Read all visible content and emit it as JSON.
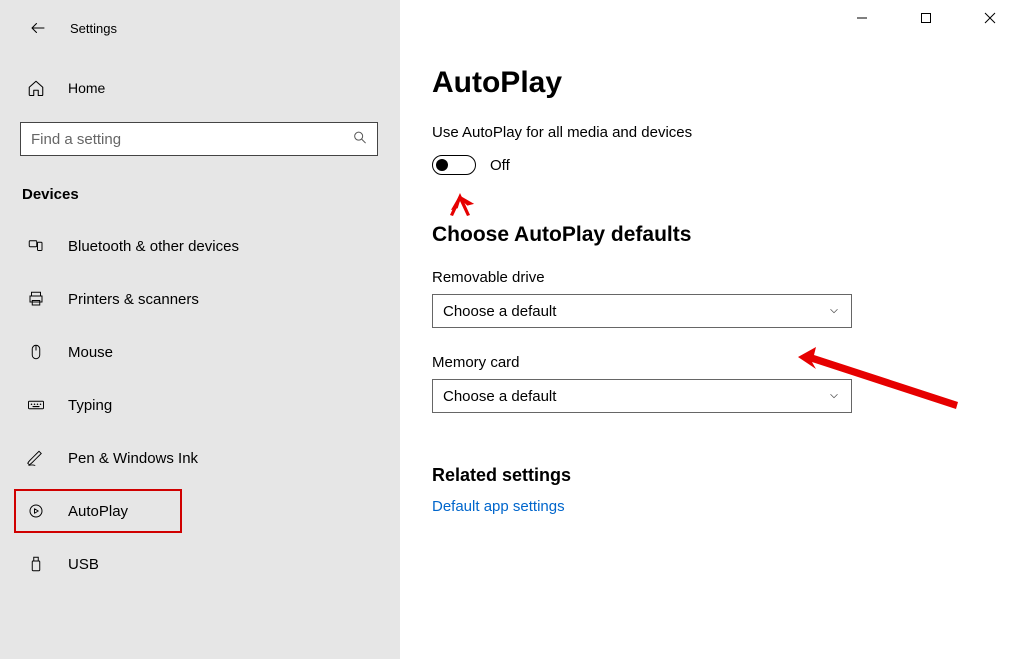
{
  "window": {
    "title": "Settings"
  },
  "sidebar": {
    "home": "Home",
    "search_placeholder": "Find a setting",
    "section": "Devices",
    "items": [
      {
        "label": "Bluetooth & other devices"
      },
      {
        "label": "Printers & scanners"
      },
      {
        "label": "Mouse"
      },
      {
        "label": "Typing"
      },
      {
        "label": "Pen & Windows Ink"
      },
      {
        "label": "AutoPlay"
      },
      {
        "label": "USB"
      }
    ]
  },
  "main": {
    "title": "AutoPlay",
    "toggle_caption": "Use AutoPlay for all media and devices",
    "toggle_state": "Off",
    "defaults_heading": "Choose AutoPlay defaults",
    "removable_label": "Removable drive",
    "removable_value": "Choose a default",
    "memory_label": "Memory card",
    "memory_value": "Choose a default",
    "related_heading": "Related settings",
    "related_link": "Default app settings"
  }
}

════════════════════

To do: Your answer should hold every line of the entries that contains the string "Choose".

Solved exercise:
    "defaults_heading": "Choose AutoPlay defaults",
    "removable_value": "Choose a default",
    "memory_value": "Choose a default",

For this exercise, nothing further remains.